February 23, 2009
Dogs Rescued as Ice Storms Spread Across Region
by Julie Hauserman
The HSUS's Arkansas state director Desiree Bender had her hands full at the state capitol when, after a 14-year battle, the legislature finally passed a law that makes animal cruelty a felony.
It was a good day for the animals, and advocates were both thrilled and grateful for the victory. Bender was savoring the good news, but something else was gnawing at her conscience.
Word had gotten to Bender that a group of dogs—three adults and five puppies—had been abandoned in some woods in the region. Temperatures were dipping into the teens at night and ice storms were spreading across the south.
The dogs needed to be taken in and fast.
Emails about the dogs' plight were flying as hundreds of people across Arkansas and even into Texas spread the word. The rescue call was out, but no one had yet stepped up to the plate.
Bender had gotten one of the emails, and so with her work at the capitol done for now, she and another volunteer took off for the woods.
“This was my choice of celebrating the bill passing—to go rescue these dogs,” she said. “I’d had my hands on paper so much trying to get this bill through, I needed to put my hands on dogs.

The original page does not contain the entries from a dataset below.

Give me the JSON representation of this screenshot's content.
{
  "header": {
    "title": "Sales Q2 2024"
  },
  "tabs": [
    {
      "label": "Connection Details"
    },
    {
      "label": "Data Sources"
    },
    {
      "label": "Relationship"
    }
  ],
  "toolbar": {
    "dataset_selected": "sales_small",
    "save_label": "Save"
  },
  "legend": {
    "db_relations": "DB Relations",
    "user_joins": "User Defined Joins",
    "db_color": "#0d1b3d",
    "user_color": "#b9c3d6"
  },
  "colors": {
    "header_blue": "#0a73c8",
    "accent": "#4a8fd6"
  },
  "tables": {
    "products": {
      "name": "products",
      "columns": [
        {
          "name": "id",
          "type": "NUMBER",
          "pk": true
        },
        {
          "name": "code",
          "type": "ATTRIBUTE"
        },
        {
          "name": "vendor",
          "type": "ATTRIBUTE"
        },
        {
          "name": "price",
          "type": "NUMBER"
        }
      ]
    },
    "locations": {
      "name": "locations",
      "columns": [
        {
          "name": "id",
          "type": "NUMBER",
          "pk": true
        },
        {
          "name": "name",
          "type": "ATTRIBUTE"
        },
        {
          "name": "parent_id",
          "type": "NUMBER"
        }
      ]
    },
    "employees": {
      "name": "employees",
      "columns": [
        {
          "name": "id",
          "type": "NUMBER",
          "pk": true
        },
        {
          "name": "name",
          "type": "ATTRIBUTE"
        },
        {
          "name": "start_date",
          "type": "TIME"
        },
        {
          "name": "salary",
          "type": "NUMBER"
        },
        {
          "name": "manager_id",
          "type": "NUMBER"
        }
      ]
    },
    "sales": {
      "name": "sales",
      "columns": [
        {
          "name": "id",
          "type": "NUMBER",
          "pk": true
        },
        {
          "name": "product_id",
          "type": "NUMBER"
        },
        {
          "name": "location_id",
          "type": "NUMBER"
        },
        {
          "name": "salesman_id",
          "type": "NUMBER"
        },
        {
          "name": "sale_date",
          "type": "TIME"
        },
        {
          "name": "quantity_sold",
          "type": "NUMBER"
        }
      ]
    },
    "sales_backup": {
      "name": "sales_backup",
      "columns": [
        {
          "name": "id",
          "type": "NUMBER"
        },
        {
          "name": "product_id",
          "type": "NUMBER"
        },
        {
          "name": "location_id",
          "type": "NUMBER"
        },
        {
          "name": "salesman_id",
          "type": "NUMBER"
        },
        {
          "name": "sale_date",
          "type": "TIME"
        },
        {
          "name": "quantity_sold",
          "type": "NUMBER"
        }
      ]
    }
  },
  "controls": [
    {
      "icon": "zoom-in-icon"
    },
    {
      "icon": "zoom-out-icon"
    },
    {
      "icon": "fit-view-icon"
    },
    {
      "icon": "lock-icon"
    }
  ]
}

“We have an enormous problem here with hunters leaving their dogs behind,” said Bender, who drove 45 miles to a wooded area near Humnoke, Ark. along with volunteer Carol Davis.
“They’ll go into the woods with six dogs, and if they only have three when they get done hunting, they will leave the others behind. We think that’s what happened here.”
When they arrived, the women found that someone had put up a tarp so the beagles could stay out of the rain and had been leaving food out for them.
The adult dogs were skittish and a challenge to catch. Shotgun shells littered the area—a sad clue that people had been shooting at the abandoned dogs.
Because there were no shelters or humane groups in the area, Bender carried the pups back to Little Rock Animal Village, where they were evaluated for medical problems and placed for adoption. One of the groups that helped, Care for Animals, took two of the dogs into their adoption program. One of the dogs was heartworm positive, an expensive condition to treat.
The new animal-cruelty law that Bender worked to pass was signed by Arkansas Gov. Mike Beebe earlier this month. It toughens penalties for people who neglect or abandon animals, like the beagles left to fend for themselves in the cold woods.
Under the new law, aggravated animal cruelty on a dog or cat carries a felony penalty on the first offense. So-called lesser cruelty offenses, including neglect, carry a felony punishment on the fourth offense.
Arkansas is the 46th state to make cruelty to animals a felony offense.